Locke-Ober...Drinks & App's in the Bar or Dinner?
- Beach Chick Sep 7, 2007 10:15 AM
We will be in Boston for 2 nights next week and my friends say I must have dinner at Locke-Ober..
Can I get away with drinks and app's at the bar?
Looks like a lovely place but there is so many places I have to eat and drink with so little time.
I'll be staying at the Westin Waterfront.
You could do the lobster stew at the bar and follow it with the Indian pudding. That would probably hold you over for a while. Get a Ward 8 cocktail.
We were at Locke-Ober in January to mark Mr. Rabbit's 40th. This place is special, in my opinion, because it's a such a Boston institution. The restaurant is a beautiful landmark, and while food is competent, do keep in mind that it's basically a steak and seafood resto. If you prefer something more creative or imaginative, there are other great options in the neighbourhood - like Troquet or No 9 Park.
Boston does have so many great restaurants, and I have to say we found Locke-Ober over-rated... I think your cocktail/app plan is perfect.
PS - If you do go to Locke-Ober, make sure that you specify that you want a table in the downstairs room... they also have upstairs dining, but the space isn't as special.
I really enjoy lunch at LO..I don't think it's open weekends. As other's have said, you want the main downstairs dining room.
I would try something else. Locke Ober's is old and the food is not great. Overrated. Try Hamersley's at the bar. Grill 23 is nice and you can dine at the bar. Since you are at the Westin, try a number of North End haunts that are great -- Prezza has a nice bar you can dine at. Fantastic wine list at Prezza too.
re: Secret Sommelier
The fact that the space is "old" is what gives the place its sense of history and charm! I would also disagree that the food is "overrated;" I think it's underrated, as we never hear much about it, but I had one of my best Boston meals there last winter. I think it flies under the radar, so to speak, and is a true Boston gem.

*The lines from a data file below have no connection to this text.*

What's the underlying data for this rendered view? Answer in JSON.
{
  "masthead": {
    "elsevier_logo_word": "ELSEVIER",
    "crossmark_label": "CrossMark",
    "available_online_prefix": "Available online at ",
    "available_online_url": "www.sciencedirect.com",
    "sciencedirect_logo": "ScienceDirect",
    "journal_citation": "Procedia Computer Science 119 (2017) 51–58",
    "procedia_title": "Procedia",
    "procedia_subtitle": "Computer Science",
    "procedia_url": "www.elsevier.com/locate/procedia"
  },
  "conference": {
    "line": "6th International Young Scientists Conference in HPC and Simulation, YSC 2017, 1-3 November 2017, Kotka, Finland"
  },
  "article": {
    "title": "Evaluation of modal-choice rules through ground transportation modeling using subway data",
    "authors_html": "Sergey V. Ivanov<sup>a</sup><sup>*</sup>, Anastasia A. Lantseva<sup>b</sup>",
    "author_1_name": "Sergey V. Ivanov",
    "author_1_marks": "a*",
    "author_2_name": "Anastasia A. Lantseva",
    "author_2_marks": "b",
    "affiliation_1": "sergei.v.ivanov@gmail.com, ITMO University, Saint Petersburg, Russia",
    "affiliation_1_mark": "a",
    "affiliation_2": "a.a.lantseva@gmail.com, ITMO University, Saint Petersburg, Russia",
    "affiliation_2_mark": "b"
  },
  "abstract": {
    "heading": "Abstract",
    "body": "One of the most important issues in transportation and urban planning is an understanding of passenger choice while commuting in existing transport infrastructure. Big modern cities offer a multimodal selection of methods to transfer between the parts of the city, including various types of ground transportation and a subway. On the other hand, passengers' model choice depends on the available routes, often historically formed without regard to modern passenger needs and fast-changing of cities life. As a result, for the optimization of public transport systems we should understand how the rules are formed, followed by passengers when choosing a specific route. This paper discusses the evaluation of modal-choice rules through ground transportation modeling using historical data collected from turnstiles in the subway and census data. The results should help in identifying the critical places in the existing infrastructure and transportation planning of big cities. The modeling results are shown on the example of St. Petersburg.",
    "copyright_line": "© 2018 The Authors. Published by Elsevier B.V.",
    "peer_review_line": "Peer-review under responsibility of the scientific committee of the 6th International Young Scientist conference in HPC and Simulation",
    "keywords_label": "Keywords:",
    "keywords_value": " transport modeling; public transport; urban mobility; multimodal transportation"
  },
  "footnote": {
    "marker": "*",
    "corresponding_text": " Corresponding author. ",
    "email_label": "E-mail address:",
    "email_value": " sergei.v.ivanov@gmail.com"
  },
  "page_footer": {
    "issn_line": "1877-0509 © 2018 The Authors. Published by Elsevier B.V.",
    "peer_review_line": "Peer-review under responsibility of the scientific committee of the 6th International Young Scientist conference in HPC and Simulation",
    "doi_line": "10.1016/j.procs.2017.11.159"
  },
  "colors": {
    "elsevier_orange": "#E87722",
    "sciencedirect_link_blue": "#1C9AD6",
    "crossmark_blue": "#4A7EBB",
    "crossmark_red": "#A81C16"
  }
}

We haven't been since Lydia Shire had taken over, but you're absolutely right: the people *are* amusing! I used to go quite a bit as a child with my grandfather during his weekly "roundtable" dinners, and have fond memories. The last time I was there (about 6 years ago) I had asked our very-close-to-retirement-aged server for more water, and he returned to our table with a very large plate of *butter*. We still say "pass the butter" when refilling the water glasses during dinner in his honor! :-D
re: Secret Sommelier
I remember Locke-Ober prior to Lydia Shire's takeover, Secret Sommelier, and your take on it sounds like it dates to that era, when the place was so rundown I worried about paint flaking from the ceiling into my lobster stew. I think the refreshing Shire oversaw of the physical plant and the menu made it very worthy again, and not just for its historical interest.
It still attracts its share of old money Beacon Hill fossils, and the hosting staff can be a bit stuffy. But the servers are terrific old pros, I love the atmosphere, and a lot of the food is excellent, if a bit pricey. I tend to go at lunch, which I find a much better value there than dinner.
To the OP, I'm not sure I'd include Locke-Ober on my "essential" tour of Boston restaurants, but it does capture a certain flavor, a milieu, a time and place that is unique to Boston. But it's a bygone Boston, one where that kind of elevated Yankee and Continental cusine was the best you could get here. That's no longer the case. On a short visit, I'd probably steer you elsewhere.